In the above example, the “so what” could be as follows: “The philosopher’s de-idealization of women co-existed with a need to resist control. A future study could examine whether the act of ?idealizing? lessens the need to dominate.”
(To get my “so what,” I combined simple ideas like “women not valued,” “women not linked to virtuous love,” “women not idealized,” “women commonly dominated,” “philosopher resists authority and probably likes to dominate.”) Easy.
Advertising often answers a “so what,” too. As an advertiser, you pick your product’s benefit (the solution) and work backwards. In some cases, an advertiser may create a problem (a “so what?”) where none exists. (Do people truly need lip Botox or bicep implants?)
Like certain ads, your essays could solve problems no-one dreamed up before.
Pete Barry, in his The Advertising Concept Book, gives the following advice on how to make ads. He helps you answer the “so what”?and accomplish plenty more. I link his tips to essays:
– Give advice. Help the viewer solve a problem (you make them aware of). In essays, the problem you solve answers the “so what?” Simple.
– Use before and after shots?in other words, life sucks before; life rocks after. Highlight the before (shortcoming) and after (benefit) of your essay insight. This discrepancy becomes your “so what.”
– Provide empathy. Show viewer you know what they’re going through without sounding obvious. don’t say “We know It’s hard to get a job after you graduate”; instead, say, “Graduating without a job can break a spirit.” Use empathy subtly.
– Get someone to give a testimony on how they benefited from your product. If you do research using interviews, add interviewee comments that imply benefits gained from your study. In other words, let the interviewees supply the “so what” answer.
– Position your product differently from your competitors. If you repeat someone else’s study, find a way to make your approach unique.
– If you’ve got a glaring flaw, then use honesty. Confess your essay limitations. But do so with humor, double-meaning, or some play on words. People will forgive your flaws if they find them funny.
– Exaggerate (a truth) about your product. Take a truth about your essay findings and exaggerate it in your title, in your opening statement, or in your concluding zinger. Take care you use the exaggeration as a stylistic tool?and not a blatant misrepresentation of reality.
In your essays, always answer the “so what?” But, sometimes the so what’s hard to locate.
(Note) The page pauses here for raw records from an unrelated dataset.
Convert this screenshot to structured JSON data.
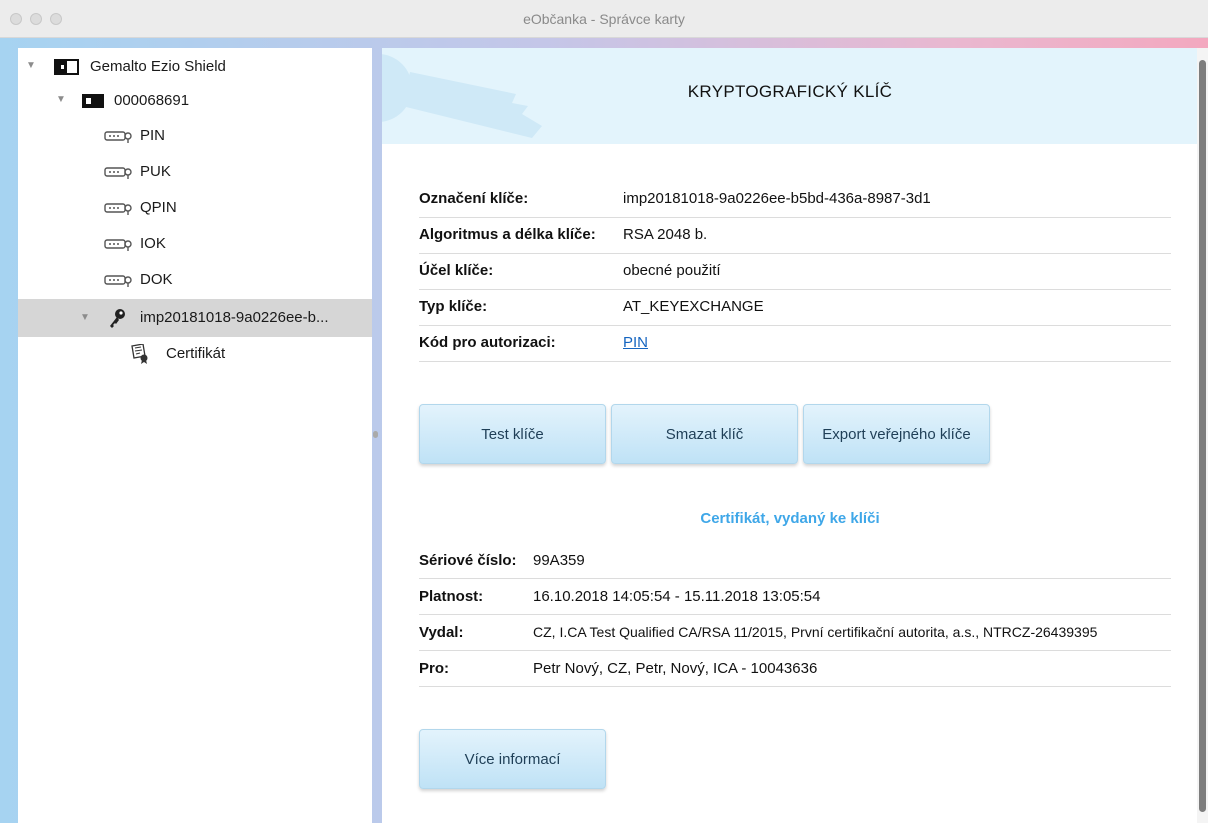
{
  "window": {
    "title": "eObčanka - Správce karty"
  },
  "tree": {
    "root": "Gemalto Ezio Shield",
    "card": "000068691",
    "items": [
      "PIN",
      "PUK",
      "QPIN",
      "IOK",
      "DOK"
    ],
    "selected_key": "imp20181018-9a0226ee-b...",
    "certificate": "Certifikát"
  },
  "header": {
    "title": "KRYPTOGRAFICKÝ KLÍČ"
  },
  "key_details": {
    "label_name": "Označení klíče:",
    "value_name": "imp20181018-9a0226ee-b5bd-436a-8987-3d1",
    "label_algorithm": "Algoritmus a délka klíče:",
    "value_algorithm": "RSA 2048 b.",
    "label_purpose": "Účel klíče:",
    "value_purpose": "obecné použití",
    "label_type": "Typ klíče:",
    "value_type": "AT_KEYEXCHANGE",
    "label_auth": "Kód pro autorizaci:",
    "value_auth": "PIN"
  },
  "buttons": {
    "test": "Test klíče",
    "delete": "Smazat klíč",
    "export": "Export veřejného klíče",
    "more": "Více informací"
  },
  "certificate": {
    "heading": "Certifikát, vydaný ke klíči",
    "label_serial": "Sériové číslo:",
    "value_serial": "99A359",
    "label_validity": "Platnost:",
    "value_validity": "16.10.2018 14:05:54 - 15.11.2018 13:05:54",
    "label_issuer": "Vydal:",
    "value_issuer": "CZ, I.CA Test Qualified CA/RSA 11/2015, První certifikační autorita, a.s., NTRCZ-26439395",
    "label_subject": "Pro:",
    "value_subject": "Petr Nový, CZ, Petr, Nový, ICA - 10043636"
  },
  "colors": {
    "accent": "#3fa7e8",
    "button": "#bfe2f6",
    "selection": "#d6d6d6"
  }
}
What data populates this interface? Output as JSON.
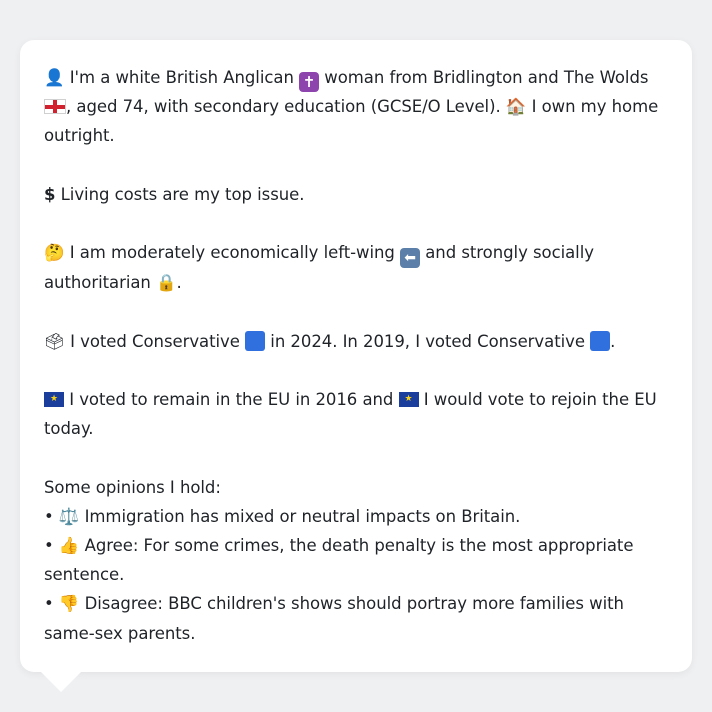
{
  "profile": {
    "intro": {
      "icon": "bust-in-silhouette-icon",
      "part1": "I'm a white British Anglican",
      "religion_icon": "latin-cross-icon",
      "part2": "woman from Bridlington and The Wolds",
      "flag_icon": "england-flag-icon",
      "part3": ", aged 74, with secondary education (GCSE/O Level).",
      "home_icon": "house-icon",
      "part4": "I own my home outright."
    },
    "top_issue": {
      "icon": "dollar-sign-icon",
      "text": "Living costs are my top issue."
    },
    "ideology": {
      "icon": "thinking-face-icon",
      "part1": "I am moderately economically left-wing",
      "left_icon": "left-arrow-icon",
      "part2": "and strongly socially authoritarian",
      "lock_icon": "lock-icon",
      "part3": "."
    },
    "votes": {
      "icon": "ballot-box-icon",
      "part1": "I voted Conservative",
      "party_color": "#2f6fde",
      "part2": "in 2024. In 2019, I voted Conservative",
      "part3": "."
    },
    "eu": {
      "flag_icon": "eu-flag-icon",
      "part1": "I voted to remain in the EU in 2016 and",
      "part2": "I would vote to rejoin the EU today."
    },
    "opinions": {
      "heading": "Some opinions I hold:",
      "items": [
        {
          "bullet": "•",
          "icon": "balance-scale-icon",
          "text": "Immigration has mixed or neutral impacts on Britain."
        },
        {
          "bullet": "•",
          "icon": "thumbs-up-icon",
          "text": "Agree: For some crimes, the death penalty is the most appropriate sentence."
        },
        {
          "bullet": "•",
          "icon": "thumbs-down-icon",
          "text": "Disagree: BBC children's shows should portray more families with same-sex parents."
        }
      ]
    }
  },
  "colors": {
    "background": "#eff0f2",
    "bubble": "#ffffff",
    "text": "#1f2328"
  }
}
So what if Lady Gaga’s got a satanic lizard tongue? (That tongue would sound better?and sell more?as a McDonalds’s crisp.)
A paradox? I call it a creative spark!